- Work to complete -
Could you retype the entries exactly as they are?

^^^^^^^^

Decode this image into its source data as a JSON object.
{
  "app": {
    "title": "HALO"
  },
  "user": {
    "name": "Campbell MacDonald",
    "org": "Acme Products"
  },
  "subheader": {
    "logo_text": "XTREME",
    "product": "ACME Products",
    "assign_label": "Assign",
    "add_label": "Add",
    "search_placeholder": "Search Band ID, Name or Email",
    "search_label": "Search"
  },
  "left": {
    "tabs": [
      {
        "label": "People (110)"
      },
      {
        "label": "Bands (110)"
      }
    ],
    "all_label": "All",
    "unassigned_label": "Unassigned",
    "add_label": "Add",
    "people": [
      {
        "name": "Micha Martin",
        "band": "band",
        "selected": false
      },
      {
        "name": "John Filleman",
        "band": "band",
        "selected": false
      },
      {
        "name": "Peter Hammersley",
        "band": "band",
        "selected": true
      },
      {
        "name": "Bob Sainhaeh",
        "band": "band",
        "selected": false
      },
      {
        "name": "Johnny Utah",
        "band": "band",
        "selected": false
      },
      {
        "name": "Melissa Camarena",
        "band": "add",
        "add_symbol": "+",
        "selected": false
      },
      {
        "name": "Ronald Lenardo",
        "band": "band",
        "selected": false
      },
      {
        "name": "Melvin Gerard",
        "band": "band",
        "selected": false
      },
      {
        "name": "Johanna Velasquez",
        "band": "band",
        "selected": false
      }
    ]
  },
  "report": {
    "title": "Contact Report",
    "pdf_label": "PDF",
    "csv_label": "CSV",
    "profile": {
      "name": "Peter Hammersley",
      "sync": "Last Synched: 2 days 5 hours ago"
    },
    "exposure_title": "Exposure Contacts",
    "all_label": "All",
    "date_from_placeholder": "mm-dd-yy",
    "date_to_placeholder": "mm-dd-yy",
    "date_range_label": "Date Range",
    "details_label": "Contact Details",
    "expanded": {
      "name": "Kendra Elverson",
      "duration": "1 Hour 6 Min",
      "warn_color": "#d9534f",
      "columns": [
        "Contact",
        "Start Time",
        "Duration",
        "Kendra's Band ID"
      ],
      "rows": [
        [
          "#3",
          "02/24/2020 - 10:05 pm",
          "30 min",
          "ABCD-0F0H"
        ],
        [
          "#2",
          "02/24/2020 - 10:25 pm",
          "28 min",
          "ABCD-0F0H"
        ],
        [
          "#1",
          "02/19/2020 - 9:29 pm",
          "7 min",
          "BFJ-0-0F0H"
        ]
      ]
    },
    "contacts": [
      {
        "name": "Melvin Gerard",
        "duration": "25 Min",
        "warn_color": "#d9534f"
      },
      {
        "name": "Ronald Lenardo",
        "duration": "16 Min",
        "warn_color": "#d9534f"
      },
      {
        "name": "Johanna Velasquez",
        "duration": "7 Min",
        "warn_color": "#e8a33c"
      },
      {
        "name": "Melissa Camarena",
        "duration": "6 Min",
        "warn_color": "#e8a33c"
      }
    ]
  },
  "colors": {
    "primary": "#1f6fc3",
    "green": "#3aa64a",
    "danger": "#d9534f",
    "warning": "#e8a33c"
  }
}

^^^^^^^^

- Response -
Decode this image into its source data as a JSON object.
{
  "app": {
    "title": "HALO"
  },
  "user": {
    "name": "Campbell MacDonald",
    "org": "Acme Products"
  },
  "subheader": {
    "logo_text": "XTREME",
    "product": "ACME Products",
    "assign_label": "Assign",
    "add_label": "Add",
    "search_placeholder": "Search Band ID, Name or Email",
    "search_label": "Search"
  },
  "left": {
    "tabs": [
      {
        "label": "People (110)"
      },
      {
        "label": "Bands (110)"
      }
    ],
    "all_label": "All",
    "unassigned_label": "Unassigned",
    "add_label": "Add",
    "people": [
      {
        "name": "Micha Martin",
        "band": "band",
        "selected": false
      },
      {
        "name": "John Filleman",
        "band": "band",
        "selected": false
      },
      {
        "name": "Peter Hammersley",
        "band": "band",
        "selected": true
      },
      {
        "name": "Bob Sainhaeh",
        "band": "band",
        "selected": false
      },
      {
        "name": "Johnny Utah",
        "band": "band",
        "selected": false
      },
      {
        "name": "Melissa Camarena",
        "band": "add",
        "add_symbol": "+",
        "selected": false
      },
      {
        "name": "Ronald Lenardo",
        "band": "band",
        "selected": false
      },
      {
        "name": "Melvin Gerard",
        "band": "band",
        "selected": false
      },
      {
        "name": "Johanna Velasquez",
        "band": "band",
        "selected": false
      }
    ]
  },
  "report": {
    "title": "Contact Report",
    "pdf_label": "PDF",
    "csv_label": "CSV",
    "profile": {
      "name": "Peter Hammersley",
      "sync": "Last Synched: 2 days 5 hours ago"
    },
    "exposure_title": "Exposure Contacts",
    "all_label": "All",
    "date_from_placeholder": "mm-dd-yy",
    "date_to_placeholder": "mm-dd-yy",
    "date_range_label": "Date Range",
    "details_label": "Contact Details",
    "expanded": {
      "name": "Kendra Elverson",
      "duration": "1 Hour 6 Min",
      "warn_color": "#d9534f",
      "columns": [
        "Contact",
        "Start Time",
        "Duration",
        "Kendra's Band ID"
      ],
      "rows": [
        [
          "#3",
          "02/24/2020 - 10:05 pm",
          "30 min",
          "ABCD-0F0H"
        ],
        [
          "#2",
          "02/24/2020 - 10:25 pm",
          "28 min",
          "ABCD-0F0H"
        ],
        [
          "#1",
          "02/19/2020 - 9:29 pm",
          "7 min",
          "BFJ-0-0F0H"
        ]
      ]
    },
    "contacts": [
      {
        "name": "Melvin Gerard",
        "duration": "25 Min",
        "warn_color": "#d9534f"
      },
      {
        "name": "Ronald Lenardo",
        "duration": "16 Min",
        "warn_color": "#d9534f"
      },
      {
        "name": "Johanna Velasquez",
        "duration": "7 Min",
        "warn_color": "#e8a33c"
      },
      {
        "name": "Melissa Camarena",
        "duration": "6 Min",
        "warn_color": "#e8a33c"
      }
    ]
  },
  "colors": {
    "primary": "#1f6fc3",
    "green": "#3aa64a",
    "danger": "#d9534f",
    "warning": "#e8a33c"
  }
}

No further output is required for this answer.